  12. Advantages • Advantages of Partnerships: • 1.Easy to start • 2. Few government regulations • 3. Shared decision making and increased specialization • 4. Greater ability to raise financial capital • 5. More able to attract and retain workers • 6. Lower taxes

  13. Disadvantages of Partnerships • 1. Unlimited Personal Liability- ( In general, all partners are responsible for paying debts) • 2. Limited Life of the Business- (If a partner dies or leaves, the business may be done with) • 3. Partners may disagree- (Enough said!) • 4. Profits must be shared (Once again, enough said!)

  14. 8.3 Corporations and Other Organizations • Objectives • 1. Describe how a corporation is established • 2. Understand why the corporate form is favored by large businesses. • 3. Recognize other types of organizations businesspeople use to accomplish their goals.

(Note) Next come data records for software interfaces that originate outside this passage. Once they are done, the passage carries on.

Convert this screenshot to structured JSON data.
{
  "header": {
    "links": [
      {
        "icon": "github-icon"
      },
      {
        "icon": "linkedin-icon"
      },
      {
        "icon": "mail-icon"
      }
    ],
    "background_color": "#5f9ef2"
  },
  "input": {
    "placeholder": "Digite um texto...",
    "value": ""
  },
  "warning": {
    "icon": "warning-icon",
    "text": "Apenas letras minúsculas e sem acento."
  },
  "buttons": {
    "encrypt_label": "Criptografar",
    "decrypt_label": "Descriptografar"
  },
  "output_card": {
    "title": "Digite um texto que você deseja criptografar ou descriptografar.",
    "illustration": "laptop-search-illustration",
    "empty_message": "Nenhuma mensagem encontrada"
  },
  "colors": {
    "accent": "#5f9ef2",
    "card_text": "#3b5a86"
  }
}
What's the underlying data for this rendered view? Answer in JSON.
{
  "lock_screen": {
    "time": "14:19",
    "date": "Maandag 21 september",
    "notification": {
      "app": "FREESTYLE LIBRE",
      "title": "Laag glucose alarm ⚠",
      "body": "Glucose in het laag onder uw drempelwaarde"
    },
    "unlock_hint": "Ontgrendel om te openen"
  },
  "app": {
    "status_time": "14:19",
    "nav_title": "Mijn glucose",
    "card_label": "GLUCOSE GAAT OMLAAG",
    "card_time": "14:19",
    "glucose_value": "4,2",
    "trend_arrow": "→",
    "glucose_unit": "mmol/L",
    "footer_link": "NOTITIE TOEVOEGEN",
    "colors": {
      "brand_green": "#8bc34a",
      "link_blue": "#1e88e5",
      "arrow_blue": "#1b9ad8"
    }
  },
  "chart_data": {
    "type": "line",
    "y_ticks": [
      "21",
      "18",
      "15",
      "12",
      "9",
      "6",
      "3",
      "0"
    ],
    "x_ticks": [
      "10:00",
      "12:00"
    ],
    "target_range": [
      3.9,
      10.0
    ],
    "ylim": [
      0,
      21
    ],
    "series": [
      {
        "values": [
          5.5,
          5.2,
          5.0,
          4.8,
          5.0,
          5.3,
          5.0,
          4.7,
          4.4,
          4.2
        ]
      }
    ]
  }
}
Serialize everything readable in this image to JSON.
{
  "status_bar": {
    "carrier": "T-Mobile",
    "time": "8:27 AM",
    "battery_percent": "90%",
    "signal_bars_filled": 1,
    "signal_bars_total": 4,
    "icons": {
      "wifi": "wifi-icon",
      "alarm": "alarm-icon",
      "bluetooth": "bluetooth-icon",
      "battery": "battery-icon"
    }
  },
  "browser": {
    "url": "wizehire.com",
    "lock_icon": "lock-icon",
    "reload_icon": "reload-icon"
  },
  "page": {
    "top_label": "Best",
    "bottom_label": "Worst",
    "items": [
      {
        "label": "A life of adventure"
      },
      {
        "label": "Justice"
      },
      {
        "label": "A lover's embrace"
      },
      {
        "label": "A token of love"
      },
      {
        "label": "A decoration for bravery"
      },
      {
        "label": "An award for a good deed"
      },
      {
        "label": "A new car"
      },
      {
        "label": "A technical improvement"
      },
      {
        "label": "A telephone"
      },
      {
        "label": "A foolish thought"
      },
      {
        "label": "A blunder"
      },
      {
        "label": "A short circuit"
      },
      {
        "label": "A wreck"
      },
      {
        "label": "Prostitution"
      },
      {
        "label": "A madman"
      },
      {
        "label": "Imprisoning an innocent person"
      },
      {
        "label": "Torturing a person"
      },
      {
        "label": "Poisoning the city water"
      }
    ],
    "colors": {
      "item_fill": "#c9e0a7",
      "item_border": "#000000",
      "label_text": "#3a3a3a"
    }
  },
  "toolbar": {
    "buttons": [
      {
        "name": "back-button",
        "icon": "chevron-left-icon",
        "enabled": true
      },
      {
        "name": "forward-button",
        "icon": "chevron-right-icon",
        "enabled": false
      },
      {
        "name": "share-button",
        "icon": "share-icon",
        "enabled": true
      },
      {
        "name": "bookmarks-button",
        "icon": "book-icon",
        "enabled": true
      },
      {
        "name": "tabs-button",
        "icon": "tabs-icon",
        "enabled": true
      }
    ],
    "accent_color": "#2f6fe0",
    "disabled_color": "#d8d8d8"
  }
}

  15. Incorporating • Corporation- A legal entity with an existence that is distinct from the people who organize own and run it. • A corporation can be sued, make a profit and lose money as well as being guilty of crimes. Articles of Incorporation- A written application to the state seeking permission to form a corporation. A corporation can issues shares of stock and pay out dividends.

  16. Types of Corporations • Private Corporation- Ownership limited to just a few people, sometimes only family members. Shares of stock are not publically traded. • (Only people who work for the company can buy stock) • Publically Traded Corporations- Owned by many shareholders, shares can be bought and sold on the stock market. (Dow Jones, Nasdaq, S&P 500)

  17. Advantages and Disadvantages • Advantage of Incorporation: • 1. Easier to raise financial capital. (Stocks) • 2. Limited Liability. Owners (stock holders) are only responsible for the debt of the company for the stock that they own. • 3. Unlimited Life. The company can exist if stocks are not bought. • 4. Specialized Management. Owners usually know how to run the business.

  18. Disadvantage of Incorporation • 1. Difficulty and Costly to Start. You have to get approval by the government to stat up the company. • 2. More Regulated by the government. If you have publically traded stock, you are regulated by the SEC (Security Exchange Commission) • 3. Owners have less Control- The stockholders control the company. • 4. Double Taxation. The corporation and the shareholder each get taxed on the money earned.

  19. Organizations and Hybrid Business • S Corporations- Combines limited liability protection and single taxation. They can’t have more than 75 stockholders and no foreign stockholders. • LLC Limited Liability Corporation- Business with limited liability for some owners, single taxation of business income and no ownership restrictions..

  20. Cooperatives • Cooperative- A group of people who pool together resources to buy and sell more efficiently than they could being independent. • Consumer Cooperatives- Retail business owned by some of its customers to reduce costs. College bookstore is an example. • Producer Cooperative- When business pool together money to buy things. A farm is a prime example. They buy and shares high priced machinery.

  21. Not-for-Profit Organizations • Not-for-profit Organizations- Groups that do not pursue profit as a goal. They exist to help people accomplish their goals. A teacher union, American Heart Association, Red Cross are all examples of NFPO.